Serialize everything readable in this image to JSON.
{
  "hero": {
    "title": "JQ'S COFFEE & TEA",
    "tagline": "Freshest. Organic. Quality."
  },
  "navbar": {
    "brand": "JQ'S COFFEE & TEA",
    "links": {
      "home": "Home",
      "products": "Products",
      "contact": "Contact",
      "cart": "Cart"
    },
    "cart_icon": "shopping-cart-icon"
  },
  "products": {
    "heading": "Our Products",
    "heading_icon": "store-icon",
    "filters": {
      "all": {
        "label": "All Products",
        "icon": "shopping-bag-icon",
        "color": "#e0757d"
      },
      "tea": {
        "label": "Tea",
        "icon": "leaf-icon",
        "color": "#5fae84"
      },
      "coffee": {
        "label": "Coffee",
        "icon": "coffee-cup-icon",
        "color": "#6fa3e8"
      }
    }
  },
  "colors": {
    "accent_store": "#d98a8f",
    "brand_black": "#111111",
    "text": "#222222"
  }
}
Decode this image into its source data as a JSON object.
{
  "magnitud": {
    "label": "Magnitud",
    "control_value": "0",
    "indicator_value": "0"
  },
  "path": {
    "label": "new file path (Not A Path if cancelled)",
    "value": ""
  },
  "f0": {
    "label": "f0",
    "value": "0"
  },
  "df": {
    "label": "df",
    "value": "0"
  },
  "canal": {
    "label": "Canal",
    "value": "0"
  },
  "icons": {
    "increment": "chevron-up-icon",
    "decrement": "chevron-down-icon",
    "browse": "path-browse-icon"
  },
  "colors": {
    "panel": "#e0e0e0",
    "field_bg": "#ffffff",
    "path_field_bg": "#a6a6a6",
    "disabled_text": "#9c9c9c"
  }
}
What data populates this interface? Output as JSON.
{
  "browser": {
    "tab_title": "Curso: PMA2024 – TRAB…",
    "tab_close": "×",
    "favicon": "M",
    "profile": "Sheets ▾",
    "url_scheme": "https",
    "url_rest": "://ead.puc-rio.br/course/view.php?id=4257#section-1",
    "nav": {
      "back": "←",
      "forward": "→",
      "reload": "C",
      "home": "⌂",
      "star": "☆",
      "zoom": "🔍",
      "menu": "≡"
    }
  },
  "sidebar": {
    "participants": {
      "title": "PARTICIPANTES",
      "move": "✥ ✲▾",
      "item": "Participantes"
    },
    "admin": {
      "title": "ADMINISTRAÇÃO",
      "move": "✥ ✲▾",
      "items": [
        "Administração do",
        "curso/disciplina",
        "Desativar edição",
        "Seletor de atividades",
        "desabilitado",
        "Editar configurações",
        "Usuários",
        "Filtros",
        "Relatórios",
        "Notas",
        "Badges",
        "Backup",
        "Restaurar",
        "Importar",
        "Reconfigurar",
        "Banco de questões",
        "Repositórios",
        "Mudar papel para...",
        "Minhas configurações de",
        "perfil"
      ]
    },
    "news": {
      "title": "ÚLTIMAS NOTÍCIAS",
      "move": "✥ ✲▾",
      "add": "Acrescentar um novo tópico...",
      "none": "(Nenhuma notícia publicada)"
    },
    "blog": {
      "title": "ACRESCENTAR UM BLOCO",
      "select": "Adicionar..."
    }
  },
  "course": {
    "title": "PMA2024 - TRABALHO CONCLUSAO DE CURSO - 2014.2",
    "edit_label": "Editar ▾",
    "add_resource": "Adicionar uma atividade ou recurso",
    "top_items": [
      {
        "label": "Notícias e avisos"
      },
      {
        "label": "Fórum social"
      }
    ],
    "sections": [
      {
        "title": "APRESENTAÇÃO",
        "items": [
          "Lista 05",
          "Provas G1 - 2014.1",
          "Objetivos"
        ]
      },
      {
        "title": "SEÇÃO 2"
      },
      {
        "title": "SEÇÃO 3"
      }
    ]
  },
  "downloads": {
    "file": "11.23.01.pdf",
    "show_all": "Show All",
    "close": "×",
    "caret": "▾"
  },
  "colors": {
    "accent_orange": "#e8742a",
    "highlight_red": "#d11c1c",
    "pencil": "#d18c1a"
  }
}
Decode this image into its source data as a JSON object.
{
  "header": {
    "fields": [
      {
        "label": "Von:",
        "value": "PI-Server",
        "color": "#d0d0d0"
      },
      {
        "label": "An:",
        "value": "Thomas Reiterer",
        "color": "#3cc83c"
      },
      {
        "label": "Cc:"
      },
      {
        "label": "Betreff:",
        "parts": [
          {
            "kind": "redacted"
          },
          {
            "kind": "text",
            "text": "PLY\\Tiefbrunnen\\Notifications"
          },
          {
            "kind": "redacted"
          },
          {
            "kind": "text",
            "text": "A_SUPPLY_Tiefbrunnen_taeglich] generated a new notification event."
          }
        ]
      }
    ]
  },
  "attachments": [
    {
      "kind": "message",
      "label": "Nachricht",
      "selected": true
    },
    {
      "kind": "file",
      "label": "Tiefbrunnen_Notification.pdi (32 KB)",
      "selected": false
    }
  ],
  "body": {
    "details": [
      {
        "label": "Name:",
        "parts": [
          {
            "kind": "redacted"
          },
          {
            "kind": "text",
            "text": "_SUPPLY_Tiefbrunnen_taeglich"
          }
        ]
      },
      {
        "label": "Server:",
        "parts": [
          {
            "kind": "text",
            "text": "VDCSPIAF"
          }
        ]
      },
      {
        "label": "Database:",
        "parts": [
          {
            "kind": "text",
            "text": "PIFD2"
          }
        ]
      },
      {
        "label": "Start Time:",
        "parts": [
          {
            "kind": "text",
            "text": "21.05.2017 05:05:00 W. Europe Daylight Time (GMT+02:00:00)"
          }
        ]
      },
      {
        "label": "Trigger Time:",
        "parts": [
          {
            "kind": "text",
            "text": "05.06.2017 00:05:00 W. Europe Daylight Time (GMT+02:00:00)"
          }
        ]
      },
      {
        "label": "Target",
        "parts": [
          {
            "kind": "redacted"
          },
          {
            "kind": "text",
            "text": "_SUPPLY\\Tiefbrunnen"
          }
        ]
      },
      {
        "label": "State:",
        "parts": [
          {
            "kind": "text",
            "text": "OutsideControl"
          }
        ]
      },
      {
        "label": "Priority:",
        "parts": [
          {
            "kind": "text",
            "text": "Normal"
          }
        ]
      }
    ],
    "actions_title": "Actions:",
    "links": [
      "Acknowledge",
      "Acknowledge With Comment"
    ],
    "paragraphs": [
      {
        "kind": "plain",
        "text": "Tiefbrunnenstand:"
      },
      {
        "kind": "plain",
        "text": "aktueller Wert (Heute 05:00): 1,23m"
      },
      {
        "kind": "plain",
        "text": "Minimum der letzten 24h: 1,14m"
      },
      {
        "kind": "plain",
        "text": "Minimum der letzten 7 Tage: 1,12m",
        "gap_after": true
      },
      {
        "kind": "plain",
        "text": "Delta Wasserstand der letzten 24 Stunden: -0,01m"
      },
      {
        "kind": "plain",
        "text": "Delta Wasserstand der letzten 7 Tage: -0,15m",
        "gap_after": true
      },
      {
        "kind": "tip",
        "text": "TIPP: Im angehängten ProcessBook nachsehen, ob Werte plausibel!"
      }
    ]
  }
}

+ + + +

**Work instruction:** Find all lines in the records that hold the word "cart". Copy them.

**Answer for the task:**
      "cart": "Cart"
    "cart_icon": "shopping-cart-icon"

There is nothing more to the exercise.